**Exercise prompt:** Pick every line out of the entries below that has the string "description", and copy it.
(Beginning of Records for this exercise)
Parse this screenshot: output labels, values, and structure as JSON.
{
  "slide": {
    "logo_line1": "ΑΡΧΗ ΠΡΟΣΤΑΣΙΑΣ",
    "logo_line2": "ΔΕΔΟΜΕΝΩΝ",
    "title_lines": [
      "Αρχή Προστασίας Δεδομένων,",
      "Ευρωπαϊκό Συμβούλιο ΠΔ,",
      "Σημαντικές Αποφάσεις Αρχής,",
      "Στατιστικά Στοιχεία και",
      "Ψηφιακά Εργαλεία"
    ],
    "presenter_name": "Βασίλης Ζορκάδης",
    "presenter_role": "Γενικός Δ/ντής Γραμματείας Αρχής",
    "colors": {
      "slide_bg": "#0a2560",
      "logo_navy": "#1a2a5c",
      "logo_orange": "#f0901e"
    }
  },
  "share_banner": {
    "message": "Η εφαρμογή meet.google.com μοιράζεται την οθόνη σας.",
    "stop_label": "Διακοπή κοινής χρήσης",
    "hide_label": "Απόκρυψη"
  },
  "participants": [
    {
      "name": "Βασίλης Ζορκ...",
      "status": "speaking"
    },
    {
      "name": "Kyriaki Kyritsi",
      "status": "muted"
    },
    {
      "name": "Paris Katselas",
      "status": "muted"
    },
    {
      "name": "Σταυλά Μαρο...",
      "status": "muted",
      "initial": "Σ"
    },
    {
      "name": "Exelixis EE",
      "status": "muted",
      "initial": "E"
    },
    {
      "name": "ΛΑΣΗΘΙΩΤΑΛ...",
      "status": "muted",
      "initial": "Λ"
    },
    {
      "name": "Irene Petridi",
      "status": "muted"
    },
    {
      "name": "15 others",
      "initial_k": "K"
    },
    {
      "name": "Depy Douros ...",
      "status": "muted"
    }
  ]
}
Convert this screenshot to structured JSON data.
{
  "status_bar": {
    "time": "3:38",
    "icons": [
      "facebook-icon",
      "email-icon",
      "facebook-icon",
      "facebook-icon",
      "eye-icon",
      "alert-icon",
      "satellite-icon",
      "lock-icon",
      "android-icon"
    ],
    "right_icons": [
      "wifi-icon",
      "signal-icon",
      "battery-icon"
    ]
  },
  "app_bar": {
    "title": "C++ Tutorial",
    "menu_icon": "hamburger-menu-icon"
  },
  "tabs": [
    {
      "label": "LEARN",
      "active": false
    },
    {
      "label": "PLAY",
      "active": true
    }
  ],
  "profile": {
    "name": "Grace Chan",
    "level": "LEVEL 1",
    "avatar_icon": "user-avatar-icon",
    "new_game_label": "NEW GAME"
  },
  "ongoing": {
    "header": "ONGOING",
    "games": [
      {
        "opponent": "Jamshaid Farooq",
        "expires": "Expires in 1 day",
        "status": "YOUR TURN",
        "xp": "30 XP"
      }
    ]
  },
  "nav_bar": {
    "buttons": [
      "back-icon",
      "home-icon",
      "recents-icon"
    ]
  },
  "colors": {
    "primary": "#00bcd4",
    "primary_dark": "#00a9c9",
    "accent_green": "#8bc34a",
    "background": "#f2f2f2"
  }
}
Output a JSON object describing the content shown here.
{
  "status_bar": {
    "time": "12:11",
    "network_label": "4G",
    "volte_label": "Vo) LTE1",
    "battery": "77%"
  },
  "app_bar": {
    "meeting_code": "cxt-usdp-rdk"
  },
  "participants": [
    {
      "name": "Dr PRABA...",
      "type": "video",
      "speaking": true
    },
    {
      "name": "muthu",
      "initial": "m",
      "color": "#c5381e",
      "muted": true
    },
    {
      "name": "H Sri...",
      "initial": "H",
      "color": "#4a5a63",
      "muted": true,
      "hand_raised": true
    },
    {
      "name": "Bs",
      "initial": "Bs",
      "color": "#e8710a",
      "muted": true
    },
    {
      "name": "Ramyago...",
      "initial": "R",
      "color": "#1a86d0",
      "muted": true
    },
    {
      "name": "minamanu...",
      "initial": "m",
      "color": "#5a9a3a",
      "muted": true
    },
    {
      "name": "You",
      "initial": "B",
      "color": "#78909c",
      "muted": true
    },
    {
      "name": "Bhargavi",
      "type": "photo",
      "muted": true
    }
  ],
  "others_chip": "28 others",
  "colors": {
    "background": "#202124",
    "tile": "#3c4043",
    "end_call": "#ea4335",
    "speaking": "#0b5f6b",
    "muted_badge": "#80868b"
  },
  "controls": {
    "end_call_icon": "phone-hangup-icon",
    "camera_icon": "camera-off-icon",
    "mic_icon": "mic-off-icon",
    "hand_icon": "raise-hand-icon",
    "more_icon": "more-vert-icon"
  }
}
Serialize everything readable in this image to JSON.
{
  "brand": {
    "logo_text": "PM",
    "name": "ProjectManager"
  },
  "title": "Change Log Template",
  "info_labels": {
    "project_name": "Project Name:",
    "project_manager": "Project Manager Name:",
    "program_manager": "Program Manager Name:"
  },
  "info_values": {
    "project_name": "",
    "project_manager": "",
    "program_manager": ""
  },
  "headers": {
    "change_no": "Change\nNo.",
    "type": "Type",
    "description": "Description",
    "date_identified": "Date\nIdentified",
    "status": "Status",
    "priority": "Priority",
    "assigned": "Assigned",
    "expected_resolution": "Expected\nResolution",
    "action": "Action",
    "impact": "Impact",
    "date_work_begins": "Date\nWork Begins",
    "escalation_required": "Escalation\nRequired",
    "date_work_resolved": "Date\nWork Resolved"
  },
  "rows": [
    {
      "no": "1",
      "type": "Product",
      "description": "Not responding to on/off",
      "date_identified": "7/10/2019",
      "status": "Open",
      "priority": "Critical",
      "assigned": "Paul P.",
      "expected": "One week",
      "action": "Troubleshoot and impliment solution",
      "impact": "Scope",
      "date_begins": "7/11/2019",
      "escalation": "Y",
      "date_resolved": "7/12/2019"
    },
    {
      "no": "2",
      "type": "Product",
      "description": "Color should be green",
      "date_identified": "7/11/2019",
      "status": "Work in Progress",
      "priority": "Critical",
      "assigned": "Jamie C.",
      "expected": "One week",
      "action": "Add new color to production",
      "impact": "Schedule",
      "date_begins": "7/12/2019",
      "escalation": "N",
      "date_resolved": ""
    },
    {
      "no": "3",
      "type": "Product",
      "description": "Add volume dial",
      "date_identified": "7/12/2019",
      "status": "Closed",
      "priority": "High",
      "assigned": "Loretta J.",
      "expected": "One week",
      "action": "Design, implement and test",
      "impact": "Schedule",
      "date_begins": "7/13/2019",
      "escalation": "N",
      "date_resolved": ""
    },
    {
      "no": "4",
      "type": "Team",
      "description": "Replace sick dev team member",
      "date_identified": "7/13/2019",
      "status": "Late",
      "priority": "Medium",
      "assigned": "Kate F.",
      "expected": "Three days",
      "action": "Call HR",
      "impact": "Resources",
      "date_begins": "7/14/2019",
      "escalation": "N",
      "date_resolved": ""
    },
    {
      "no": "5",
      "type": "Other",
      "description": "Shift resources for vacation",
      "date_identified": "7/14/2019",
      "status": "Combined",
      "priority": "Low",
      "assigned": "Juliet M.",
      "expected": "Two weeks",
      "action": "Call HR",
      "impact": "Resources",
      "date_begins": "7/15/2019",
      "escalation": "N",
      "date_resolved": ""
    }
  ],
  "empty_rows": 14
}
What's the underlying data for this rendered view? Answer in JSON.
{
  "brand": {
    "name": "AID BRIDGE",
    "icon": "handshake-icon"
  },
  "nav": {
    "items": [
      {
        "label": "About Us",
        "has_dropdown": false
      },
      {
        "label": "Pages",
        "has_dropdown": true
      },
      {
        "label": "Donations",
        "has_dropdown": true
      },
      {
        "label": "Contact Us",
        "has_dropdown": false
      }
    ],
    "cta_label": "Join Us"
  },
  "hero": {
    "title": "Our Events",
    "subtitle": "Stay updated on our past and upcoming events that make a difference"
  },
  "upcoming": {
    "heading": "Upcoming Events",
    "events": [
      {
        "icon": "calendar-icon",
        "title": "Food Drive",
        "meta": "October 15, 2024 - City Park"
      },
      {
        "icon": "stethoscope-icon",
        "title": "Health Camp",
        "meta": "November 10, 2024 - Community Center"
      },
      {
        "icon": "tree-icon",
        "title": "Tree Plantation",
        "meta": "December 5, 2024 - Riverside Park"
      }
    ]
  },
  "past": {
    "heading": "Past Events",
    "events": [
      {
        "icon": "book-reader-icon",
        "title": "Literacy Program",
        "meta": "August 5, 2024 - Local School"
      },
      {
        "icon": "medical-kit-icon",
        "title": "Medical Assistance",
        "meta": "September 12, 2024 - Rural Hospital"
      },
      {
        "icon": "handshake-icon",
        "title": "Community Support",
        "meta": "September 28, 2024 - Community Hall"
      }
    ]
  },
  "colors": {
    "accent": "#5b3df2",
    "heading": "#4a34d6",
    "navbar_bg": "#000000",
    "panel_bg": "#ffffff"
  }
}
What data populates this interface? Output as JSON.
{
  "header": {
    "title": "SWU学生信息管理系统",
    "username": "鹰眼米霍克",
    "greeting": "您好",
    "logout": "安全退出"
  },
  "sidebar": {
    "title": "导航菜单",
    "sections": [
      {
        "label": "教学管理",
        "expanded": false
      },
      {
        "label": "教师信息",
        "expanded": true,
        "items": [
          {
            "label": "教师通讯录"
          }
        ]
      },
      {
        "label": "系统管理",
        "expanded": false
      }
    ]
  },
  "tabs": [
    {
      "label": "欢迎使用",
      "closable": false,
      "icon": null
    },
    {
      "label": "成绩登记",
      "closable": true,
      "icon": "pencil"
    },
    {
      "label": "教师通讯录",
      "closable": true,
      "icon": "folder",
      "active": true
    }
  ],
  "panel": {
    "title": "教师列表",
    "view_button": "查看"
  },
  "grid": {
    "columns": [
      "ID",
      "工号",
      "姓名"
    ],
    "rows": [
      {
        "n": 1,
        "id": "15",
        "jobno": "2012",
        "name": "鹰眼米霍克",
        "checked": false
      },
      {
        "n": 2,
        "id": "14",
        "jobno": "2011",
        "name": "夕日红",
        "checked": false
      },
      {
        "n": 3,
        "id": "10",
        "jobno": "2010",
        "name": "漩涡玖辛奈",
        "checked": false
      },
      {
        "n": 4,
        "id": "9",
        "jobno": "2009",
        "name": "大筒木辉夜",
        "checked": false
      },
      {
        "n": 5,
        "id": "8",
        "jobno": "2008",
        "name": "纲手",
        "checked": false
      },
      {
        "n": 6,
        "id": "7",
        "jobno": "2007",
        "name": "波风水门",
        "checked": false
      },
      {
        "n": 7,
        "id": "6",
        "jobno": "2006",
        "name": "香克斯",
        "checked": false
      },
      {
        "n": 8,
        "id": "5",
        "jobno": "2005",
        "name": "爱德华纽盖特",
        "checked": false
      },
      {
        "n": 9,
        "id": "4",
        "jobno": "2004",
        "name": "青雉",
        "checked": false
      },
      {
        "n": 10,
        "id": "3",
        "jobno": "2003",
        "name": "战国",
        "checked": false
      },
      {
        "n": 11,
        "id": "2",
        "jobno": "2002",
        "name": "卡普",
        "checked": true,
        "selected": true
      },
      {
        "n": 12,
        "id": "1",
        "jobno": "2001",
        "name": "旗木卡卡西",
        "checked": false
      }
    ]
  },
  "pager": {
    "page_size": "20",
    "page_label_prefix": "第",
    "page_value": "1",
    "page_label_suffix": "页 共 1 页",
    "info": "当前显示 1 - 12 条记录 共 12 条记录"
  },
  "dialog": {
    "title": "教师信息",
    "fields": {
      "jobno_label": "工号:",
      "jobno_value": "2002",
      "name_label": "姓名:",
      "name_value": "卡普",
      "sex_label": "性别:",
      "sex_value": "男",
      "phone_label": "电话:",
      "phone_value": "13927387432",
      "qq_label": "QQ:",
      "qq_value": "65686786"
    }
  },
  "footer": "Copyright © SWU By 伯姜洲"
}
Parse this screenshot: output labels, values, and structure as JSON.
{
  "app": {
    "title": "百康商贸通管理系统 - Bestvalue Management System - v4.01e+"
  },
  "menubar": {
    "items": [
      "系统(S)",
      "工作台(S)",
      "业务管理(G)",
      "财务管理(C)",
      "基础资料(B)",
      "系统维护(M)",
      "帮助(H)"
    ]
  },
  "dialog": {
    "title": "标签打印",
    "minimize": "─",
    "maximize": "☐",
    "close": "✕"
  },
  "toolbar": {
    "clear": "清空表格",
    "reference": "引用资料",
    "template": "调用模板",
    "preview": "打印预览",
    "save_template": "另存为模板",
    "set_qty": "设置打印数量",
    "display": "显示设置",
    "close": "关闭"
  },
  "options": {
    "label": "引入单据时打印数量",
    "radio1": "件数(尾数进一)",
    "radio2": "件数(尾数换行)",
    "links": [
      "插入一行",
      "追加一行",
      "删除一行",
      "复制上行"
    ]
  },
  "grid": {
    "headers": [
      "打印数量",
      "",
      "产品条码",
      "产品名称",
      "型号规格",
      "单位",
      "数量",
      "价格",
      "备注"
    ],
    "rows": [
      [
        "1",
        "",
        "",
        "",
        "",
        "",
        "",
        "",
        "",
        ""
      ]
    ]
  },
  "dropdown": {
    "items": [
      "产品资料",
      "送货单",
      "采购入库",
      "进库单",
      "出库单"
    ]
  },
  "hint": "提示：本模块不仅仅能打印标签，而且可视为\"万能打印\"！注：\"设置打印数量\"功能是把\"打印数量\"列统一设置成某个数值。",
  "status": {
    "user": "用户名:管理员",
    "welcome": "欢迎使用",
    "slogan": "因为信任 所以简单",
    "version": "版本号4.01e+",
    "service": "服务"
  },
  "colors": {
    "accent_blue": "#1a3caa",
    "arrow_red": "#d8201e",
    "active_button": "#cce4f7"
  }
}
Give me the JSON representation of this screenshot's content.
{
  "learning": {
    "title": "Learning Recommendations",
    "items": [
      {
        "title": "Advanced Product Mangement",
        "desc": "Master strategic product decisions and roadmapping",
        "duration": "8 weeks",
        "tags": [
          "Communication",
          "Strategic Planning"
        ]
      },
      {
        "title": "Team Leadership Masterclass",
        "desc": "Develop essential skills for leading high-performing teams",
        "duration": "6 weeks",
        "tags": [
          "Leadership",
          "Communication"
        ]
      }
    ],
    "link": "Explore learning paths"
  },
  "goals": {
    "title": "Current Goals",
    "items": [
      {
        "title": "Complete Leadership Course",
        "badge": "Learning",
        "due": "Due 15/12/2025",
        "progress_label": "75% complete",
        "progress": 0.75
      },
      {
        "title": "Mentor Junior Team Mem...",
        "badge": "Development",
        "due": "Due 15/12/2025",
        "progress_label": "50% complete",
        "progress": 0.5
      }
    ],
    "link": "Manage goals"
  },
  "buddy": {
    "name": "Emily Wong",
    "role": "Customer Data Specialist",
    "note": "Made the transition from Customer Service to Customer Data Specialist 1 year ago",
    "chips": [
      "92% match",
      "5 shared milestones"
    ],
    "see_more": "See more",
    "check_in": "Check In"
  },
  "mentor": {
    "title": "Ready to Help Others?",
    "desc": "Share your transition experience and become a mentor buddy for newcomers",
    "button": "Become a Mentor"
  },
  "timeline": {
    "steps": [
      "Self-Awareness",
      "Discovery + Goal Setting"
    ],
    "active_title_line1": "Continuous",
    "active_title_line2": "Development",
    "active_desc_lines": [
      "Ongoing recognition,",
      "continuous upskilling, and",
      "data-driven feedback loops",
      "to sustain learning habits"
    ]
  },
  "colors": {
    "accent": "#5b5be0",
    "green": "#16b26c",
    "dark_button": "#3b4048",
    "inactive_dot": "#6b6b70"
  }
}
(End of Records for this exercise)
**Exercise solution:**
    "description": "Description",
      "description": "Not responding to on/off",
      "description": "Color should be green",
      "description": "Add volume dial",
      "description": "Replace sick dev team member",
      "description": "Shift resources for vacation",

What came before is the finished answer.